▼▼▼
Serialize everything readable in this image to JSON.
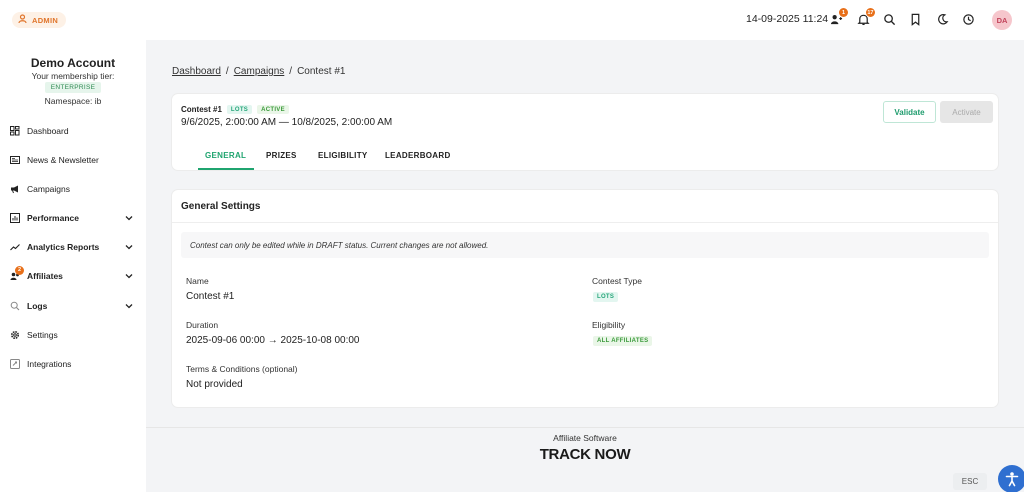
{
  "topbar": {
    "admin_label": "ADMIN",
    "datetime": "14-09-2025 11:24",
    "users_badge": "1",
    "bell_badge": "17",
    "avatar_initials": "DA"
  },
  "sidebar": {
    "account_name": "Demo Account",
    "tier_label": "Your membership tier:",
    "tier_value": "ENTERPRISE",
    "namespace": "Namespace: ib",
    "items": [
      {
        "label": "Dashboard",
        "icon": "dashboard-icon"
      },
      {
        "label": "News & Newsletter",
        "icon": "newspaper-icon"
      },
      {
        "label": "Campaigns",
        "icon": "megaphone-icon"
      },
      {
        "label": "Performance",
        "icon": "chart-box-icon",
        "expandable": true
      },
      {
        "label": "Analytics Reports",
        "icon": "trend-line-icon",
        "expandable": true
      },
      {
        "label": "Affiliates",
        "icon": "users-icon",
        "expandable": true,
        "badge": "2"
      },
      {
        "label": "Logs",
        "icon": "search-icon",
        "expandable": true
      },
      {
        "label": "Settings",
        "icon": "gear-icon"
      },
      {
        "label": "Integrations",
        "icon": "plug-icon"
      }
    ]
  },
  "breadcrumb": {
    "dashboard": "Dashboard",
    "campaigns": "Campaigns",
    "current": "Contest #1",
    "separator": "/"
  },
  "contest": {
    "title": "Contest #1",
    "type_pill": "LOTS",
    "status_pill": "ACTIVE",
    "dates": "9/6/2025, 2:00:00 AM — 10/8/2025, 2:00:00 AM",
    "validate_label": "Validate",
    "activate_label": "Activate",
    "tabs": [
      "GENERAL",
      "PRIZES",
      "ELIGIBILITY",
      "LEADERBOARD"
    ],
    "active_tab": "GENERAL"
  },
  "settings": {
    "title": "General Settings",
    "notice": "Contest can only be edited while in DRAFT status. Current changes are not allowed.",
    "name_label": "Name",
    "name_value": "Contest #1",
    "duration_label": "Duration",
    "duration_value": "2025-09-06 00:00 → 2025-10-08 00:00",
    "terms_label": "Terms & Conditions (optional)",
    "terms_value": "Not provided",
    "type_label": "Contest Type",
    "type_value": "LOTS",
    "eligibility_label": "Eligibility",
    "eligibility_value": "ALL AFFILIATES"
  },
  "footer": {
    "software": "Affiliate Software",
    "logo": "TRACK NOW",
    "esc": "ESC"
  },
  "colors": {
    "accent": "#1fa46f",
    "badge": "#e8701a",
    "accessibility": "#2f6fd0"
  }
}
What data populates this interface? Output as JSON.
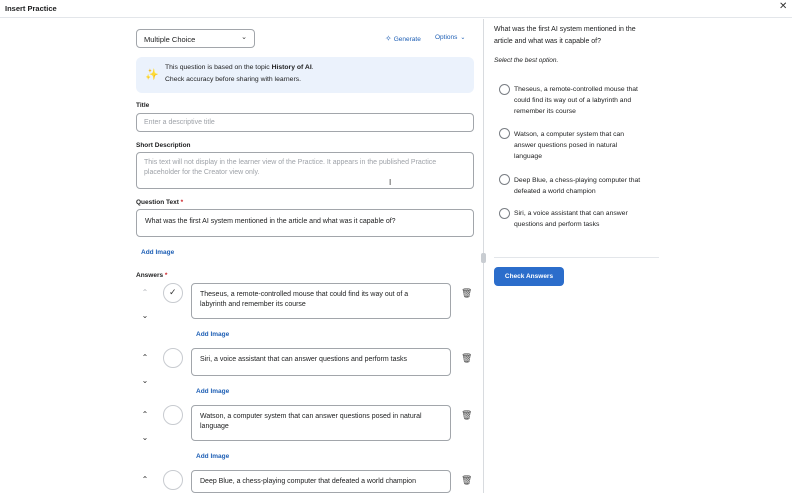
{
  "window": {
    "title": "Insert Practice",
    "close_icon": "close-icon"
  },
  "editor": {
    "question_type": "Multiple Choice",
    "generate_label": "Generate",
    "options_label": "Options",
    "banner": {
      "prefix": "This question is based on the topic ",
      "topic": "History of AI",
      "suffix": ".",
      "line2": "Check accuracy before sharing with learners."
    },
    "title_label": "Title",
    "title_placeholder": "Enter a descriptive title",
    "short_desc_label": "Short Description",
    "short_desc_placeholder_line1": "This text will not display in the learner view of the Practice. It appears in the published Practice",
    "short_desc_placeholder_line2": "placeholder for the Creator view only.",
    "question_label": "Question Text",
    "required_mark": "*",
    "question_value": "What was the first AI system mentioned in the article and what was it capable of?",
    "add_image_label": "Add Image",
    "answers_label": "Answers",
    "answers": [
      {
        "line1": "Theseus, a remote-controlled mouse that could find its way out of a",
        "line2": "labyrinth and remember its course",
        "correct": true
      },
      {
        "line1": "Siri, a voice assistant that can answer questions and perform tasks",
        "line2": "",
        "correct": false
      },
      {
        "line1": "Watson, a computer system that can answer questions posed in natural",
        "line2": "language",
        "correct": false
      },
      {
        "line1": "Deep Blue, a chess-playing computer that defeated a world champion",
        "line2": "",
        "correct": false
      }
    ]
  },
  "preview": {
    "question_line1": "What was the first AI system mentioned in the",
    "question_line2": "article and what was it capable of?",
    "hint": "Select the best option.",
    "options": [
      {
        "line1": "Theseus, a remote-controlled mouse that",
        "line2": "could find its way out of a labyrinth and",
        "line3": "remember its course"
      },
      {
        "line1": "Watson, a computer system that can",
        "line2": "answer questions posed in natural",
        "line3": "language"
      },
      {
        "line1": "Deep Blue, a chess-playing computer that",
        "line2": "defeated a world champion",
        "line3": ""
      },
      {
        "line1": "Siri, a voice assistant that can answer",
        "line2": "questions and perform tasks",
        "line3": ""
      }
    ],
    "check_button": "Check Answers"
  },
  "colors": {
    "accent": "#2b6dcb",
    "link": "#1e5fb5",
    "banner_bg": "#ebf2fc",
    "required": "#cd2026"
  }
}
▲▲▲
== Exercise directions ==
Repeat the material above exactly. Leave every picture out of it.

== Solution to this task ==
Serialize everything readable in this image to JSON.
{
  "topbar": {
    "admin_label": "ADMIN",
    "datetime": "14-09-2025 11:24",
    "users_badge": "1",
    "bell_badge": "17",
    "avatar_initials": "DA"
  },
  "sidebar": {
    "account_name": "Demo Account",
    "tier_label": "Your membership tier:",
    "tier_value": "ENTERPRISE",
    "namespace": "Namespace: ib",
    "items": [
      {
        "label": "Dashboard",
        "icon": "dashboard-icon"
      },
      {
        "label": "News & Newsletter",
        "icon": "newspaper-icon"
      },
      {
        "label": "Campaigns",
        "icon": "megaphone-icon"
      },
      {
        "label": "Performance",
        "icon": "chart-box-icon",
        "expandable": true
      },
      {
        "label": "Analytics Reports",
        "icon": "trend-line-icon",
        "expandable": true
      },
      {
        "label": "Affiliates",
        "icon": "users-icon",
        "expandable": true,
        "badge": "2"
      },
      {
        "label": "Logs",
        "icon": "search-icon",
        "expandable": true
      },
      {
        "label": "Settings",
        "icon": "gear-icon"
      },
      {
        "label": "Integrations",
        "icon": "plug-icon"
      }
    ]
  },
  "breadcrumb": {
    "dashboard": "Dashboard",
    "campaigns": "Campaigns",
    "current": "Contest #1",
    "separator": "/"
  },
  "contest": {
    "title": "Contest #1",
    "type_pill": "LOTS",
    "status_pill": "ACTIVE",
    "dates": "9/6/2025, 2:00:00 AM — 10/8/2025, 2:00:00 AM",
    "validate_label": "Validate",
    "activate_label": "Activate",
    "tabs": [
      "GENERAL",
      "PRIZES",
      "ELIGIBILITY",
      "LEADERBOARD"
    ],
    "active_tab": "GENERAL"
  },
  "settings": {
    "title": "General Settings",
    "notice": "Contest can only be edited while in DRAFT status. Current changes are not allowed.",
    "name_label": "Name",
    "name_value": "Contest #1",
    "duration_label": "Duration",
    "duration_value": "2025-09-06 00:00 → 2025-10-08 00:00",
    "terms_label": "Terms & Conditions (optional)",
    "terms_value": "Not provided",
    "type_label": "Contest Type",
    "type_value": "LOTS",
    "eligibility_label": "Eligibility",
    "eligibility_value": "ALL AFFILIATES"
  },
  "footer": {
    "software": "Affiliate Software",
    "logo": "TRACK NOW",
    "esc": "ESC"
  },
  "colors": {
    "accent": "#1fa46f",
    "badge": "#e8701a",
    "accessibility": "#2f6fd0"
  }
}
What data populates this interface? Output as JSON.
{
  "window": {
    "title": "Insert Practice",
    "close_icon": "close-icon"
  },
  "editor": {
    "question_type": "Multiple Choice",
    "generate_label": "Generate",
    "options_label": "Options",
    "banner": {
      "prefix": "This question is based on the topic ",
      "topic": "History of AI",
      "suffix": ".",
      "line2": "Check accuracy before sharing with learners."
    },
    "title_label": "Title",
    "title_placeholder": "Enter a descriptive title",
    "short_desc_label": "Short Description",
    "short_desc_placeholder_line1": "This text will not display in the learner view of the Practice. It appears in the published Practice",
    "short_desc_placeholder_line2": "placeholder for the Creator view only.",
    "question_label": "Question Text",
    "required_mark": "*",
    "question_value": "What was the first AI system mentioned in the article and what was it capable of?",
    "add_image_label": "Add Image",
    "answers_label": "Answers",
    "answers": [
      {
        "line1": "Theseus, a remote-controlled mouse that could find its way out of a",
        "line2": "labyrinth and remember its course",
        "correct": true
      },
      {
        "line1": "Siri, a voice assistant that can answer questions and perform tasks",
        "line2": "",
        "correct": false
      },
      {
        "line1": "Watson, a computer system that can answer questions posed in natural",
        "line2": "language",
        "correct": false
      },
      {
        "line1": "Deep Blue, a chess-playing computer that defeated a world champion",
        "line2": "",
        "correct": false
      }
    ]
  },
  "preview": {
    "question_line1": "What was the first AI system mentioned in the",
    "question_line2": "article and what was it capable of?",
    "hint": "Select the best option.",
    "options": [
      {
        "line1": "Theseus, a remote-controlled mouse that",
        "line2": "could find its way out of a labyrinth and",
        "line3": "remember its course"
      },
      {
        "line1": "Watson, a computer system that can",
        "line2": "answer questions posed in natural",
        "line3": "language"
      },
      {
        "line1": "Deep Blue, a chess-playing computer that",
        "line2": "defeated a world champion",
        "line3": ""
      },
      {
        "line1": "Siri, a voice assistant that can answer",
        "line2": "questions and perform tasks",
        "line3": ""
      }
    ],
    "check_button": "Check Answers"
  },
  "colors": {
    "accent": "#2b6dcb",
    "link": "#1e5fb5",
    "banner_bg": "#ebf2fc",
    "required": "#cd2026"
  }
}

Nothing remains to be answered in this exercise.